* TASK REQUIREMENTS *
Copy every entry word for word. Skip the pictures.

╭─ MATERIAL FOR THIS EXERCISE

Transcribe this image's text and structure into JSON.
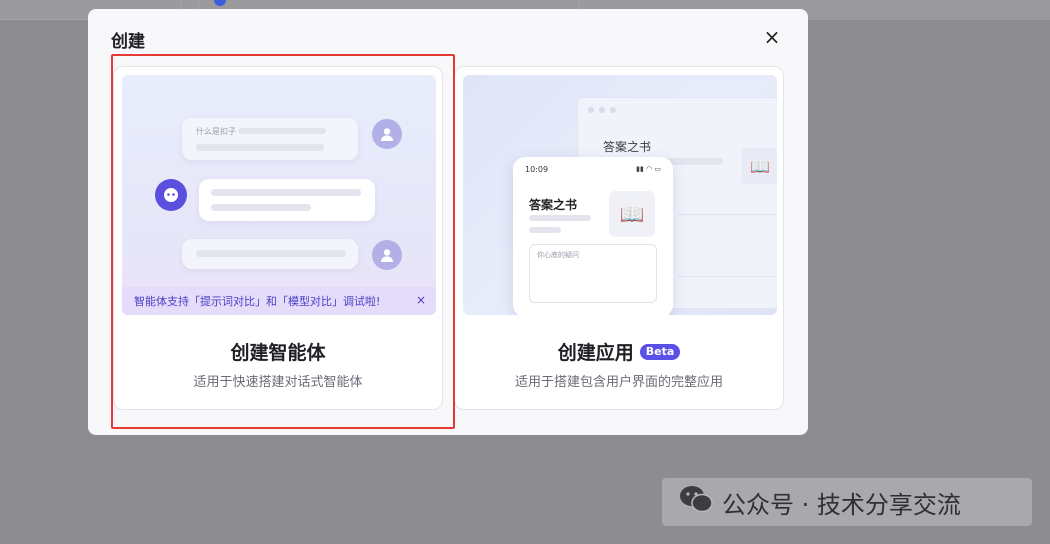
{
  "modal": {
    "title": "创建",
    "close_icon": "×"
  },
  "cards": {
    "agent": {
      "title": "创建智能体",
      "description": "适用于快速搭建对话式智能体",
      "preview": {
        "question_text": "什么是扣子",
        "banner_text": "智能体支持「提示词对比」和「模型对比」调试啦!",
        "banner_close": "×"
      },
      "selected": true
    },
    "app": {
      "title": "创建应用",
      "badge": "Beta",
      "description": "适用于搭建包含用户界面的完整应用",
      "preview": {
        "browser_title": "答案之书",
        "phone_time": "10:09",
        "phone_title": "答案之书",
        "input_placeholder": "你心底的疑问"
      }
    }
  },
  "watermark": {
    "icon": "wechat-icon",
    "text": "公众号 · 技术分享交流"
  },
  "colors": {
    "accent": "#5a4fe6",
    "selected_outline": "#e53935",
    "overlay": "#8d8d90"
  }
}
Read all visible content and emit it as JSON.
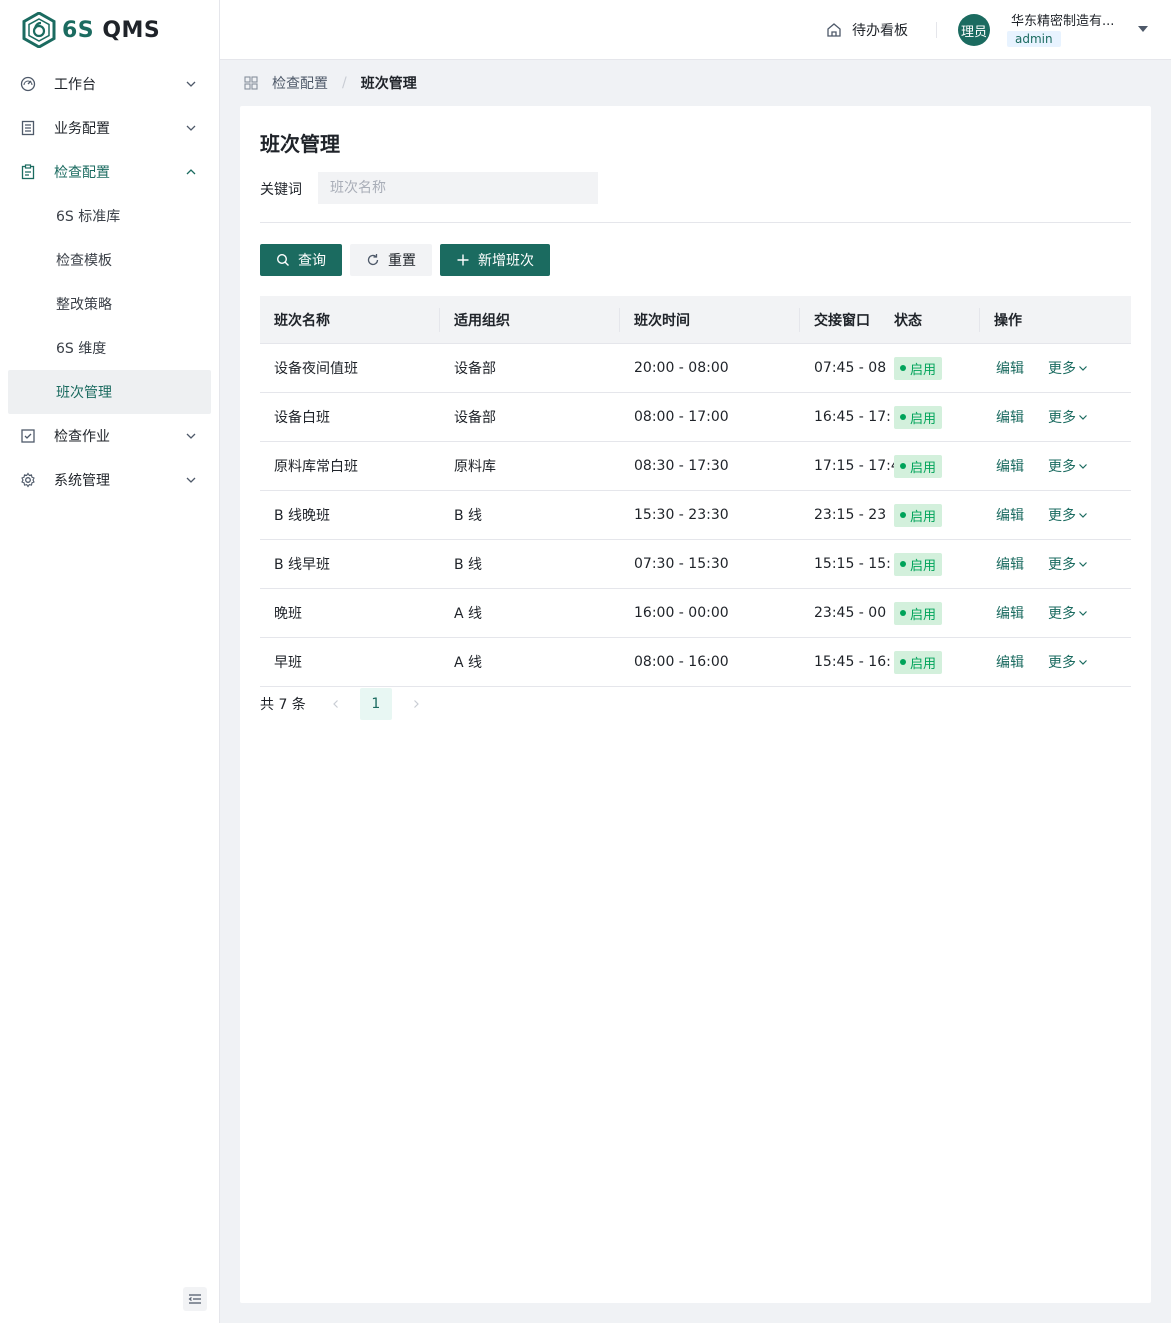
{
  "brand": {
    "logo_num": "6S",
    "logo_name": "QMS"
  },
  "sidebar": {
    "items": [
      {
        "label": "工作台",
        "icon": "dashboard-icon"
      },
      {
        "label": "业务配置",
        "icon": "ledger-icon"
      },
      {
        "label": "检查配置",
        "icon": "clipboard-icon",
        "open": true,
        "children": [
          {
            "label": "6S 标准库"
          },
          {
            "label": "检查模板"
          },
          {
            "label": "整改策略"
          },
          {
            "label": "6S 维度"
          },
          {
            "label": "班次管理",
            "active": true
          }
        ]
      },
      {
        "label": "检查作业",
        "icon": "checkbox-icon"
      },
      {
        "label": "系统管理",
        "icon": "gear-icon"
      }
    ]
  },
  "header": {
    "todo_label": "待办看板",
    "avatar_text": "理员",
    "org_name": "华东精密制造有...",
    "role": "admin"
  },
  "breadcrumb": {
    "parent": "检查配置",
    "separator": "/",
    "current": "班次管理"
  },
  "page": {
    "title": "班次管理",
    "keyword_label": "关键词",
    "keyword_placeholder": "班次名称",
    "keyword_value": "",
    "buttons": {
      "query": "查询",
      "reset": "重置",
      "add": "新增班次"
    }
  },
  "table": {
    "columns": [
      "班次名称",
      "适用组织",
      "班次时间",
      "交接窗口",
      "状态",
      "操作"
    ],
    "rows": [
      {
        "name": "设备夜间值班",
        "org": "设备部",
        "time": "20:00 - 08:00",
        "window": "07:45 - 08",
        "status": "启用"
      },
      {
        "name": "设备白班",
        "org": "设备部",
        "time": "08:00 - 17:00",
        "window": "16:45 - 17:",
        "status": "启用"
      },
      {
        "name": "原料库常白班",
        "org": "原料库",
        "time": "08:30 - 17:30",
        "window": "17:15 - 17:4",
        "status": "启用"
      },
      {
        "name": "B 线晚班",
        "org": "B 线",
        "time": "15:30 - 23:30",
        "window": "23:15 - 23",
        "status": "启用"
      },
      {
        "name": "B 线早班",
        "org": "B 线",
        "time": "07:30 - 15:30",
        "window": "15:15 - 15:",
        "status": "启用"
      },
      {
        "name": "晚班",
        "org": "A 线",
        "time": "16:00 - 00:00",
        "window": "23:45 - 00",
        "status": "启用"
      },
      {
        "name": "早班",
        "org": "A 线",
        "time": "08:00 - 16:00",
        "window": "15:45 - 16:",
        "status": "启用"
      }
    ],
    "actions": {
      "edit": "编辑",
      "more": "更多"
    }
  },
  "pagination": {
    "total_text": "共 7 条",
    "current_page": "1"
  },
  "colors": {
    "primary": "#1b6b60",
    "status_bg": "#d3f0dc",
    "status_fg": "#00a35a"
  }
}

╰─

* WRITTEN SOLUTION *
Transcribe this image's text and structure into JSON.
{
  "modal": {
    "title": "创建",
    "close_icon": "×"
  },
  "cards": {
    "agent": {
      "title": "创建智能体",
      "description": "适用于快速搭建对话式智能体",
      "preview": {
        "question_text": "什么是扣子",
        "banner_text": "智能体支持「提示词对比」和「模型对比」调试啦!",
        "banner_close": "×"
      },
      "selected": true
    },
    "app": {
      "title": "创建应用",
      "badge": "Beta",
      "description": "适用于搭建包含用户界面的完整应用",
      "preview": {
        "browser_title": "答案之书",
        "phone_time": "10:09",
        "phone_title": "答案之书",
        "input_placeholder": "你心底的疑问"
      }
    }
  },
  "watermark": {
    "icon": "wechat-icon",
    "text": "公众号 · 技术分享交流"
  },
  "colors": {
    "accent": "#5a4fe6",
    "selected_outline": "#e53935",
    "overlay": "#8d8d90"
  }
}
Read all visible content and emit it as JSON.
{
  "brand": {
    "logo_num": "6S",
    "logo_name": "QMS"
  },
  "sidebar": {
    "items": [
      {
        "label": "工作台",
        "icon": "dashboard-icon"
      },
      {
        "label": "业务配置",
        "icon": "ledger-icon"
      },
      {
        "label": "检查配置",
        "icon": "clipboard-icon",
        "open": true,
        "children": [
          {
            "label": "6S 标准库"
          },
          {
            "label": "检查模板"
          },
          {
            "label": "整改策略"
          },
          {
            "label": "6S 维度"
          },
          {
            "label": "班次管理",
            "active": true
          }
        ]
      },
      {
        "label": "检查作业",
        "icon": "checkbox-icon"
      },
      {
        "label": "系统管理",
        "icon": "gear-icon"
      }
    ]
  },
  "header": {
    "todo_label": "待办看板",
    "avatar_text": "理员",
    "org_name": "华东精密制造有...",
    "role": "admin"
  },
  "breadcrumb": {
    "parent": "检查配置",
    "separator": "/",
    "current": "班次管理"
  },
  "page": {
    "title": "班次管理",
    "keyword_label": "关键词",
    "keyword_placeholder": "班次名称",
    "keyword_value": "",
    "buttons": {
      "query": "查询",
      "reset": "重置",
      "add": "新增班次"
    }
  },
  "table": {
    "columns": [
      "班次名称",
      "适用组织",
      "班次时间",
      "交接窗口",
      "状态",
      "操作"
    ],
    "rows": [
      {
        "name": "设备夜间值班",
        "org": "设备部",
        "time": "20:00 - 08:00",
        "window": "07:45 - 08",
        "status": "启用"
      },
      {
        "name": "设备白班",
        "org": "设备部",
        "time": "08:00 - 17:00",
        "window": "16:45 - 17:",
        "status": "启用"
      },
      {
        "name": "原料库常白班",
        "org": "原料库",
        "time": "08:30 - 17:30",
        "window": "17:15 - 17:4",
        "status": "启用"
      },
      {
        "name": "B 线晚班",
        "org": "B 线",
        "time": "15:30 - 23:30",
        "window": "23:15 - 23",
        "status": "启用"
      },
      {
        "name": "B 线早班",
        "org": "B 线",
        "time": "07:30 - 15:30",
        "window": "15:15 - 15:",
        "status": "启用"
      },
      {
        "name": "晚班",
        "org": "A 线",
        "time": "16:00 - 00:00",
        "window": "23:45 - 00",
        "status": "启用"
      },
      {
        "name": "早班",
        "org": "A 线",
        "time": "08:00 - 16:00",
        "window": "15:45 - 16:",
        "status": "启用"
      }
    ],
    "actions": {
      "edit": "编辑",
      "more": "更多"
    }
  },
  "pagination": {
    "total_text": "共 7 条",
    "current_page": "1"
  },
  "colors": {
    "primary": "#1b6b60",
    "status_bg": "#d3f0dc",
    "status_fg": "#00a35a"
  }
}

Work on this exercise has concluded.